Variable pulse bank power supply

The pulse bank is fed through an SCR to the B, or C coils when triggered by the control board.  Jumpers and test points are available to change configurations as future experiments require.  The test points are BNC connectors to be connected to an oscilliscope wor waveform monitoring.  The current sense resistors (50 mv / 15a) are calibrated copper bars which produce a known voltage drop for a specified current passing through them.  The stud mounted SCR is rated at 125 amps.
B/C coil connections

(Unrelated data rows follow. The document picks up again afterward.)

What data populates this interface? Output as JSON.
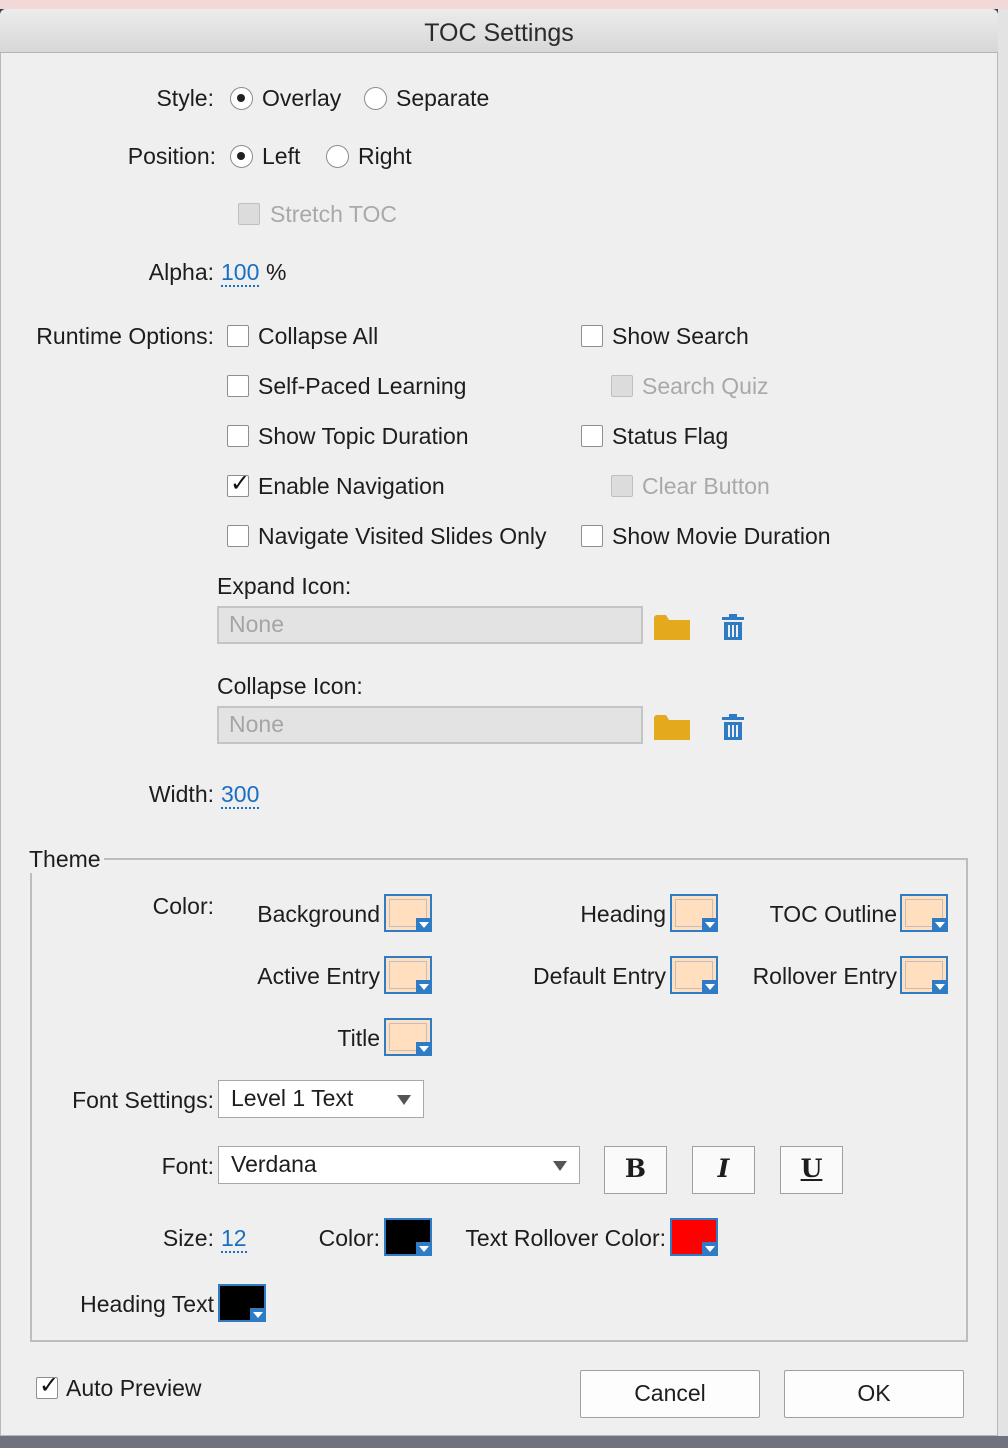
{
  "window": {
    "title": "TOC Settings"
  },
  "style": {
    "label": "Style:",
    "options": [
      "Overlay",
      "Separate"
    ],
    "selected": "Overlay"
  },
  "position": {
    "label": "Position:",
    "options": [
      "Left",
      "Right"
    ],
    "selected": "Left",
    "stretch_label": "Stretch TOC"
  },
  "alpha": {
    "label": "Alpha:",
    "value": "100",
    "unit": "%"
  },
  "runtime": {
    "label": "Runtime Options:",
    "collapse_all": "Collapse All",
    "self_paced": "Self-Paced Learning",
    "show_topic_duration": "Show Topic Duration",
    "enable_navigation": "Enable Navigation",
    "navigate_visited": "Navigate Visited Slides Only",
    "show_search": "Show Search",
    "search_quiz": "Search Quiz",
    "status_flag": "Status Flag",
    "clear_button": "Clear Button",
    "show_movie_duration": "Show Movie Duration"
  },
  "expand_icon": {
    "label": "Expand Icon:",
    "value": "None"
  },
  "collapse_icon": {
    "label": "Collapse Icon:",
    "value": "None"
  },
  "width": {
    "label": "Width:",
    "value": "300"
  },
  "theme": {
    "legend": "Theme",
    "color_label": "Color:",
    "background": "Background",
    "heading": "Heading",
    "toc_outline": "TOC Outline",
    "active_entry": "Active Entry",
    "default_entry": "Default Entry",
    "rollover_entry": "Rollover Entry",
    "title": "Title",
    "swatch_color": "#ffdfc0"
  },
  "font_settings": {
    "label": "Font Settings:",
    "value": "Level 1 Text"
  },
  "font": {
    "label": "Font:",
    "value": "Verdana",
    "bold": "B",
    "italic": "I",
    "underline": "U"
  },
  "size": {
    "label": "Size:",
    "value": "12"
  },
  "text_color": {
    "label": "Color:",
    "value": "#000000"
  },
  "text_rollover": {
    "label": "Text Rollover Color:",
    "value": "#ff0000"
  },
  "heading_text": {
    "label": "Heading Text",
    "value": "#000000"
  },
  "auto_preview": {
    "label": "Auto Preview",
    "checked": true
  },
  "buttons": {
    "cancel": "Cancel",
    "ok": "OK"
  }
}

The control boards main function is to sample the 60 hz since wave being fed to the A coil, find the peak of hte waveform, and to create a trigger pulse to the SCR when commanded to do so.  Since 60 Hz is the operating frequency I desire, some tuning of the circuit components was needed to get proper timing.  The zero crossing detctors andintegrator find the peak ofhte AC waveform.  A 7414 schmidt trigger clean up the analog voltage to a nice digital signal.  When the front panel pushbutton is depressed, the 74123 monostable creates a single trigger pulse to the SCR through a driver transistor and trigger transformer.  I added an SCR trigger test point so I could trigger the scope for waveform moniotring.  The pulse enable switch is used so an errant pulse discharge would not be created useful when powering down the equipment.  The active components were selected from what I had on hand.
Control Board Schematic